No.10 said all hospital trusts had been urged to use spare testing capacity to step up plans to get doctors, nurses, midwives and others back to work after self-isolating at home.
The prime minister’s official spokesperson said 900 NHS staff were tested over the weekend as part of a pilot scheme and that as of Wednesday the total stood at “over 2,000”. “Staff will be getting results fed back to them over the next few days,” he said.
Some NHS trusts are reporting nearly a quarter of staff off having to stay at home with symptoms of the disease, or with family members who display symptoms.
The health service has 1.1m full-time equivalent staff and there are fears that large numbers are waiting for tests.
But the spokesperson also confirmed thousands of tests were not being carried out every day, despite efforts to increase their number.
“Currently testing capacity stands at 12,750 [per day],” he said. “On Monday, 8,630 tests were carried out.
“A clear instruction has been sent to all NHS trusts that where capacity is available it should be used on testing front line staff.

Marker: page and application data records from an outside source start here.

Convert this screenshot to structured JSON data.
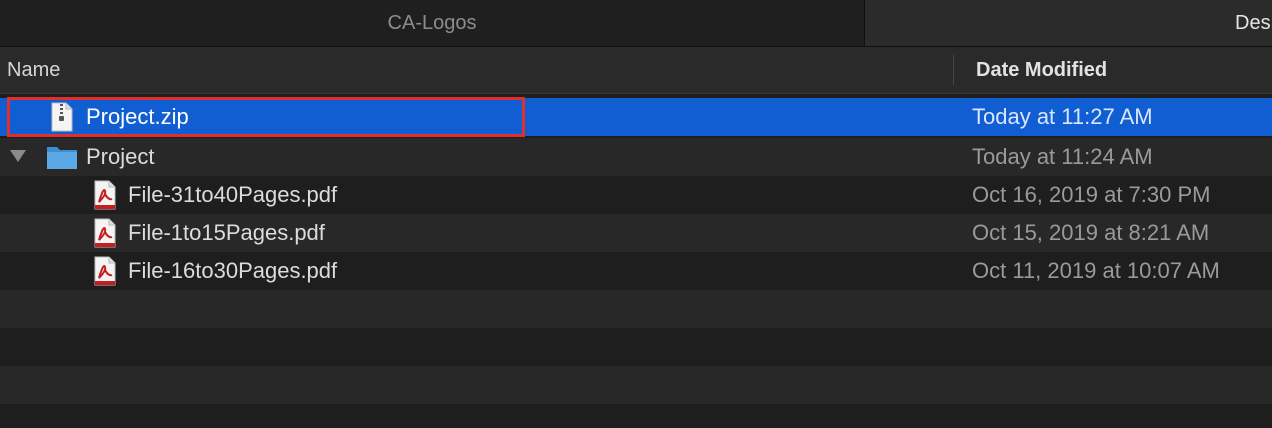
{
  "tabs": [
    {
      "label": "CA-Logos"
    },
    {
      "label": "Des"
    }
  ],
  "columns": {
    "name": "Name",
    "date_modified": "Date Modified"
  },
  "files": [
    {
      "name": "Project.zip",
      "date": "Today at 11:27 AM",
      "icon": "zip-file-icon",
      "selected": true
    },
    {
      "name": "Project",
      "date": "Today at 11:24 AM",
      "icon": "folder-icon",
      "expanded": true
    },
    {
      "name": "File-31to40Pages.pdf",
      "date": "Oct 16, 2019 at 7:30 PM",
      "icon": "pdf-file-icon"
    },
    {
      "name": "File-1to15Pages.pdf",
      "date": "Oct 15, 2019 at 8:21 AM",
      "icon": "pdf-file-icon"
    },
    {
      "name": "File-16to30Pages.pdf",
      "date": "Oct 11, 2019 at 10:07 AM",
      "icon": "pdf-file-icon"
    }
  ],
  "colors": {
    "selection": "#105ed1",
    "highlight_border": "#e0302e",
    "folder": "#5aa9e6",
    "pdf_red": "#c61e1e"
  }
}
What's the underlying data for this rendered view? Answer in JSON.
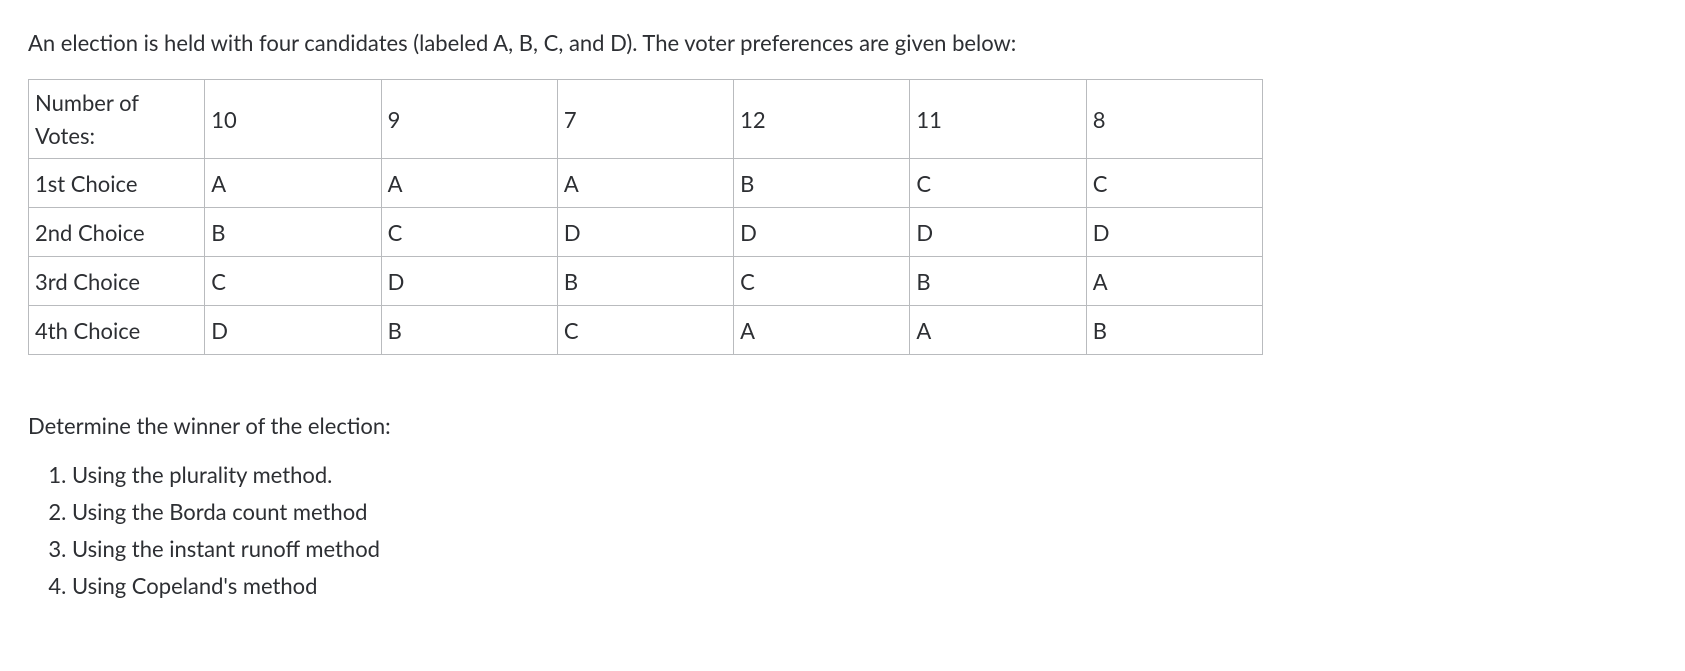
{
  "intro_text": "An election is held with four candidates (labeled A, B, C, and D). The voter preferences are given below:",
  "table": {
    "header_label": "Number of Votes:",
    "vote_counts": [
      "10",
      "9",
      "7",
      "12",
      "11",
      "8"
    ],
    "rows": [
      {
        "label": "1st Choice",
        "cells": [
          "A",
          "A",
          "A",
          "B",
          "C",
          "C"
        ]
      },
      {
        "label": "2nd Choice",
        "cells": [
          "B",
          "C",
          "D",
          "D",
          "D",
          "D"
        ]
      },
      {
        "label": "3rd Choice",
        "cells": [
          "C",
          "D",
          "B",
          "C",
          "B",
          "A"
        ]
      },
      {
        "label": "4th Choice",
        "cells": [
          "D",
          "B",
          "C",
          "A",
          "A",
          "B"
        ]
      }
    ]
  },
  "prompt_text": "Determine the winner of the election:",
  "methods": [
    "Using the plurality method.",
    "Using the Borda count method",
    "Using the instant runoff method",
    "Using Copeland's method"
  ]
}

“If there is capacity available it should be going on testing NHS staff. The issue is staff self-isolating. We want more testing to be carried out. It’s our intention to to significantly increase the numbers of tests.”

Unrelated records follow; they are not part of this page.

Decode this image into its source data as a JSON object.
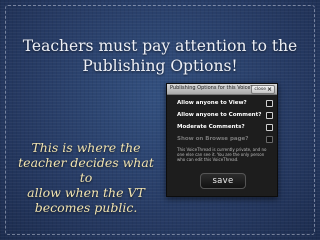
{
  "slide": {
    "title_line1": "Teachers must pay attention to the",
    "title_line2": "Publishing Options!",
    "side_text": [
      "This is where the",
      "teacher decides what to",
      "allow when the VT",
      "becomes public."
    ]
  },
  "dialog": {
    "title": "Publishing Options for this VoiceThread",
    "close_label": "close",
    "close_icon": "close-icon",
    "options": [
      {
        "label": "Allow anyone to View?",
        "checked": false,
        "enabled": true
      },
      {
        "label": "Allow anyone to Comment?",
        "checked": false,
        "enabled": true
      },
      {
        "label": "Moderate Comments?",
        "checked": false,
        "enabled": true
      },
      {
        "label": "Show on Browse page?",
        "checked": false,
        "enabled": false
      }
    ],
    "info_text": "This VoiceThread is currently private, and no one else can see it. You are the only person who can edit this VoiceThread.",
    "save_label": "save"
  },
  "colors": {
    "background": "#2a3f6b",
    "title_text": "#eef0f6",
    "side_text": "#f2e4b0",
    "dialog_bg": "#1d1d1d"
  }
}
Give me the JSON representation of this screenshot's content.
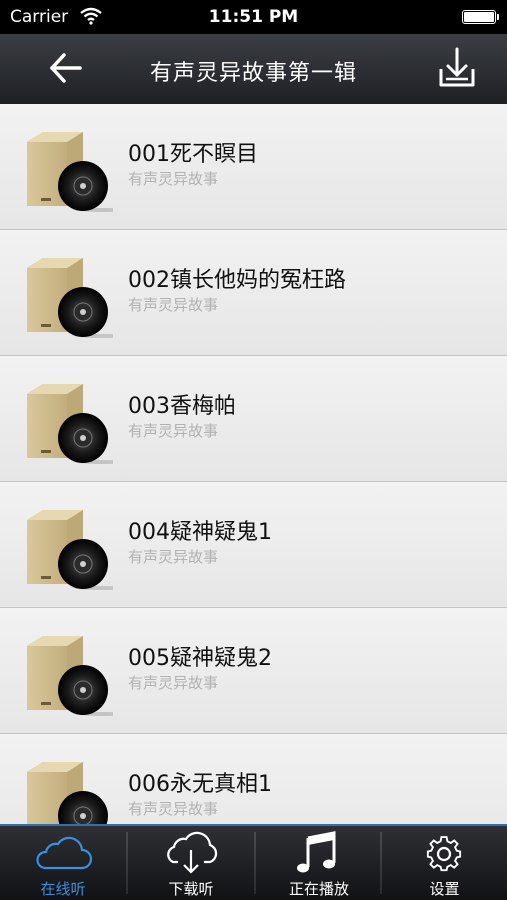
{
  "status_bar": {
    "carrier": "Carrier",
    "time": "11:51 PM"
  },
  "nav": {
    "title": "有声灵异故事第一辑"
  },
  "episodes": [
    {
      "title": "001死不瞑目",
      "subtitle": "有声灵异故事"
    },
    {
      "title": "002镇长他妈的冤枉路",
      "subtitle": "有声灵异故事"
    },
    {
      "title": "003香梅帕",
      "subtitle": "有声灵异故事"
    },
    {
      "title": "004疑神疑鬼1",
      "subtitle": "有声灵异故事"
    },
    {
      "title": "005疑神疑鬼2",
      "subtitle": "有声灵异故事"
    },
    {
      "title": "006永无真相1",
      "subtitle": "有声灵异故事"
    }
  ],
  "tabs": [
    {
      "label": "在线听",
      "icon": "cloud-icon",
      "active": true
    },
    {
      "label": "下载听",
      "icon": "cloud-download-icon",
      "active": false
    },
    {
      "label": "正在播放",
      "icon": "music-note-icon",
      "active": false
    },
    {
      "label": "设置",
      "icon": "gear-icon",
      "active": false
    }
  ],
  "colors": {
    "accent": "#3a8fe0",
    "nav_bg": "#2a2c30",
    "list_bg": "#ececec",
    "subtitle": "#b2b2b2"
  }
}
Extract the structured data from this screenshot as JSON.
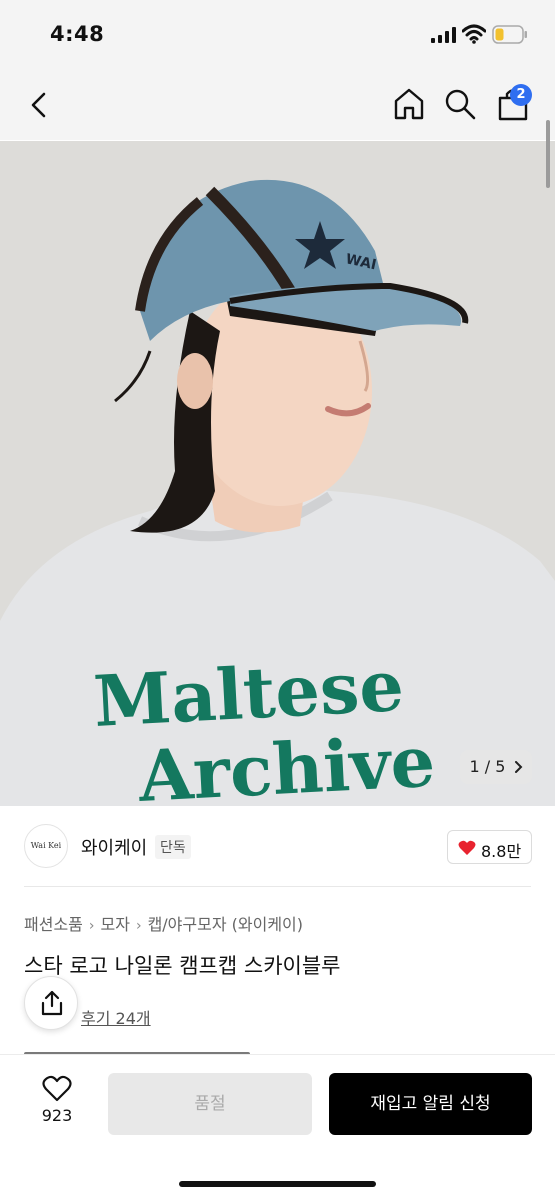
{
  "status_bar": {
    "time": "4:48"
  },
  "nav": {
    "cart_count": "2"
  },
  "gallery": {
    "counter": "1 / 5",
    "print_line1": "Maltese",
    "print_line2": "Archive"
  },
  "brand": {
    "name": "와이케이",
    "logo_text": "Wai Kei",
    "badge": "단독",
    "like_count": "8.8만"
  },
  "breadcrumb": {
    "items": [
      "패션소품",
      "모자",
      "캡/야구모자 (와이케이)"
    ]
  },
  "product": {
    "title": "스타 로고 나일론 캠프캡 스카이블루",
    "review_text": "후기 24개"
  },
  "bottom": {
    "wish_count": "923",
    "soldout_label": "품절",
    "restock_label": "재입고 알림 신청"
  },
  "colors": {
    "accent_badge": "#2f6ef0",
    "heart": "#e8232f",
    "primary_button": "#000000",
    "disabled_button": "#e8e8e8",
    "cap": "#6e95ad",
    "print_green": "#14785f"
  },
  "icons": [
    "back-icon",
    "home-icon",
    "search-icon",
    "shopping-bag-icon",
    "heart-icon",
    "share-icon",
    "chevron-right-icon"
  ]
}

The government has come under intense pressure to ramp up testing for the virus for patients and staff.
Boris Johnson and health secretary Matt Hancock promised that the daily testing figure would rise to 25,000 in mid-April.

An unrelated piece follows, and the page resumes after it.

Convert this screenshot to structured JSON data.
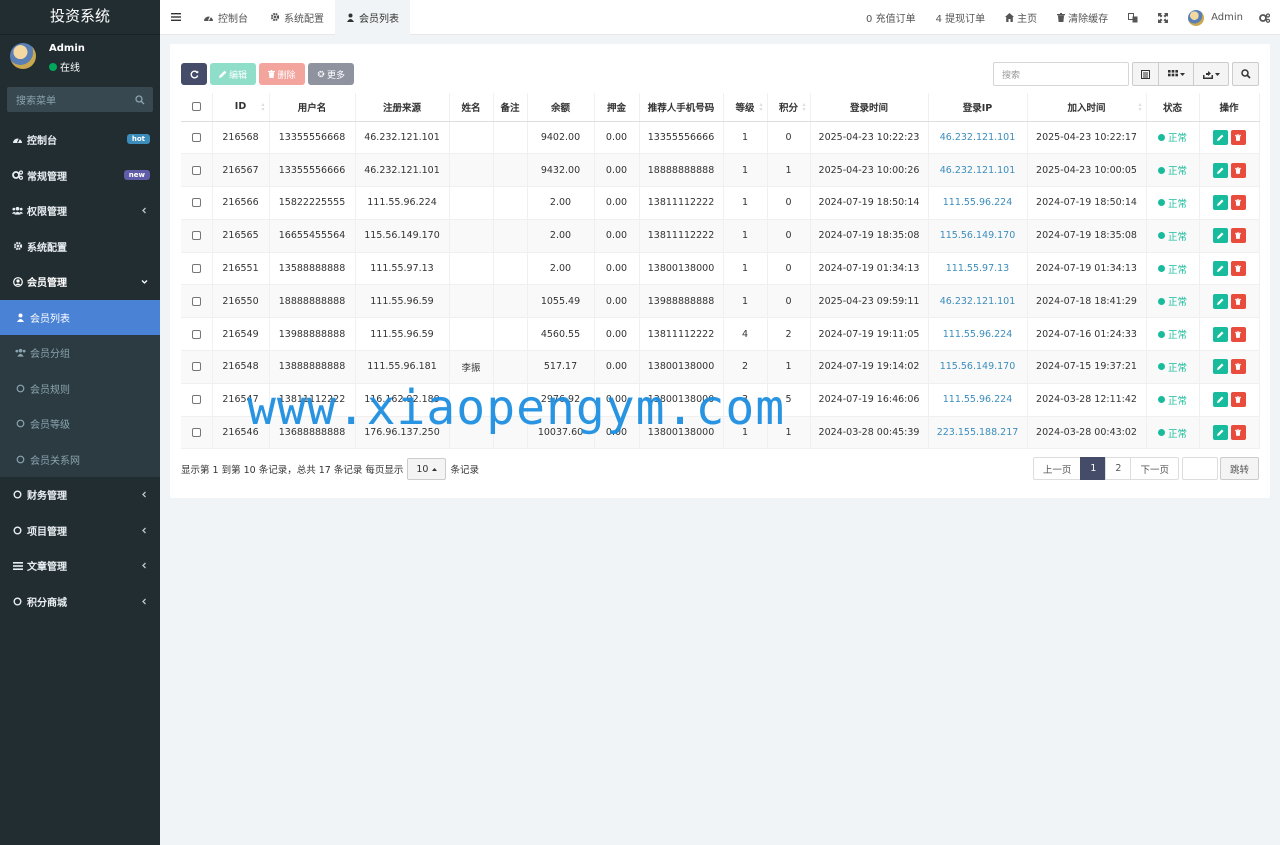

Hancock has now moved to lift the 15% cap on the number of staff who can be tested each day. Until today, 85% of tests had to take place on patients, but NHS England said it was removing the 15% cap for staff “immediately”.
Despite the World Health Organization’s advice for countries to “test, test, test”, the UK is lagging behind other countries such as Germany, which is testing 70,000 people daily.
Cabinet minister Michael Gove admitted yesterday that a global shortage of reagents needed for the tests was restricting Britain’s capacity.
No.10 dismissed reports that chemicals firms had no problems with supply, pointing out that the UK In-Vitro Diagnostics Industry had said there was huge global demand.
“They say we working at pace in order to be able to distribute these reagents but none of this can be achieved overnight,” the spokesman said.
But No.10 sidestepped questions as to when the government had ordered the reagents needed for the tests, saying “we have been working throughout” to increase the number of tests carried out.
It is understood that officials advise extreme caution around an early sample by NHS Providers that suggested only 15% of those staff self-isolating at home actually had the virus.
The brand new Nightingale Hospital London, with an expected bed capacity of 4,000 beds, is due to open in East London in the Excel conference centre later this week, Downing Street confirmed.